▶ Directions:
Your job is to reproduce all of the data exactly.

Items listed in a dataset:
▼

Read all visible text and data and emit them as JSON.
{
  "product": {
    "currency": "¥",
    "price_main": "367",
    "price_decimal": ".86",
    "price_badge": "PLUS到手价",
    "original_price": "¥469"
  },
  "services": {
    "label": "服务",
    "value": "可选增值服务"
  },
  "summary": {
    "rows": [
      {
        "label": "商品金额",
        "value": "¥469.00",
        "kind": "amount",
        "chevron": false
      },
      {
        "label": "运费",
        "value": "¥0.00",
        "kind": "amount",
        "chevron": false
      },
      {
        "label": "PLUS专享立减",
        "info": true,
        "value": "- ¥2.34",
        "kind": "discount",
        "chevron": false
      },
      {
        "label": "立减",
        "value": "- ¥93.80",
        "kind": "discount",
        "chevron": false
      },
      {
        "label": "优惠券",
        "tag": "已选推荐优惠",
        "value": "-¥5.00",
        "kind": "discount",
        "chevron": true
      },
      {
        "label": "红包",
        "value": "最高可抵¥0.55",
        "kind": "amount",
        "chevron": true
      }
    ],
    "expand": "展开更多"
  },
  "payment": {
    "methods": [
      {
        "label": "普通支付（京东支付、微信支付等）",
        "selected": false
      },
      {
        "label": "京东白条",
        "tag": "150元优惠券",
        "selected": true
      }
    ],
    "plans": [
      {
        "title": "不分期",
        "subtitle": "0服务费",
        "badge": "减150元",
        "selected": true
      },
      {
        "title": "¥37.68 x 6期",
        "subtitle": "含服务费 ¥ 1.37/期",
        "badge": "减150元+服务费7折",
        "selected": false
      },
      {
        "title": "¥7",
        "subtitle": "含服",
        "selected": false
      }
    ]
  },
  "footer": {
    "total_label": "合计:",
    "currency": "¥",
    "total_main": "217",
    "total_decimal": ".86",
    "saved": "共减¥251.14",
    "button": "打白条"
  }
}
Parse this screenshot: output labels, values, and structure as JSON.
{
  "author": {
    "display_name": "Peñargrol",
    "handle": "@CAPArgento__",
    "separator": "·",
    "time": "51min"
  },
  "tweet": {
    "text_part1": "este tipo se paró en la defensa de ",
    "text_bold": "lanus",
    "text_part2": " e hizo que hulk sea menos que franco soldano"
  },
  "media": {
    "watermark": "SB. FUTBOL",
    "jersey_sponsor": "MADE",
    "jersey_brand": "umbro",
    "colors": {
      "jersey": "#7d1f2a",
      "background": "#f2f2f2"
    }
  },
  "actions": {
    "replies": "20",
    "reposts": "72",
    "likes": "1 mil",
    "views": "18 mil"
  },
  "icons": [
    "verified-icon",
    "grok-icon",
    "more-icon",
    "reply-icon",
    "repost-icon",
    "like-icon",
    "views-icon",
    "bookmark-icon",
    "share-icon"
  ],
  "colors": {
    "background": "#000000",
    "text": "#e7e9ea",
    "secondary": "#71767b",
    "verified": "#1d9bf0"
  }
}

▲

▶ Final answer:
Read all visible text and data and emit them as JSON.
{
  "product": {
    "currency": "¥",
    "price_main": "367",
    "price_decimal": ".86",
    "price_badge": "PLUS到手价",
    "original_price": "¥469"
  },
  "services": {
    "label": "服务",
    "value": "可选增值服务"
  },
  "summary": {
    "rows": [
      {
        "label": "商品金额",
        "value": "¥469.00",
        "kind": "amount",
        "chevron": false
      },
      {
        "label": "运费",
        "value": "¥0.00",
        "kind": "amount",
        "chevron": false
      },
      {
        "label": "PLUS专享立减",
        "info": true,
        "value": "- ¥2.34",
        "kind": "discount",
        "chevron": false
      },
      {
        "label": "立减",
        "value": "- ¥93.80",
        "kind": "discount",
        "chevron": false
      },
      {
        "label": "优惠券",
        "tag": "已选推荐优惠",
        "value": "-¥5.00",
        "kind": "discount",
        "chevron": true
      },
      {
        "label": "红包",
        "value": "最高可抵¥0.55",
        "kind": "amount",
        "chevron": true
      }
    ],
    "expand": "展开更多"
  },
  "payment": {
    "methods": [
      {
        "label": "普通支付（京东支付、微信支付等）",
        "selected": false
      },
      {
        "label": "京东白条",
        "tag": "150元优惠券",
        "selected": true
      }
    ],
    "plans": [
      {
        "title": "不分期",
        "subtitle": "0服务费",
        "badge": "减150元",
        "selected": true
      },
      {
        "title": "¥37.68 x 6期",
        "subtitle": "含服务费 ¥ 1.37/期",
        "badge": "减150元+服务费7折",
        "selected": false
      },
      {
        "title": "¥7",
        "subtitle": "含服",
        "selected": false
      }
    ]
  },
  "footer": {
    "total_label": "合计:",
    "currency": "¥",
    "total_main": "217",
    "total_decimal": ".86",
    "saved": "共减¥251.14",
    "button": "打白条"
  }
}
Parse this screenshot: output labels, values, and structure as JSON.
{
  "author": {
    "display_name": "Peñargrol",
    "handle": "@CAPArgento__",
    "separator": "·",
    "time": "51min"
  },
  "tweet": {
    "text_part1": "este tipo se paró en la defensa de ",
    "text_bold": "lanus",
    "text_part2": " e hizo que hulk sea menos que franco soldano"
  },
  "media": {
    "watermark": "SB. FUTBOL",
    "jersey_sponsor": "MADE",
    "jersey_brand": "umbro",
    "colors": {
      "jersey": "#7d1f2a",
      "background": "#f2f2f2"
    }
  },
  "actions": {
    "replies": "20",
    "reposts": "72",
    "likes": "1 mil",
    "views": "18 mil"
  },
  "icons": [
    "verified-icon",
    "grok-icon",
    "more-icon",
    "reply-icon",
    "repost-icon",
    "like-icon",
    "views-icon",
    "bookmark-icon",
    "share-icon"
  ],
  "colors": {
    "background": "#000000",
    "text": "#e7e9ea",
    "secondary": "#71767b",
    "verified": "#1d9bf0"
  }
}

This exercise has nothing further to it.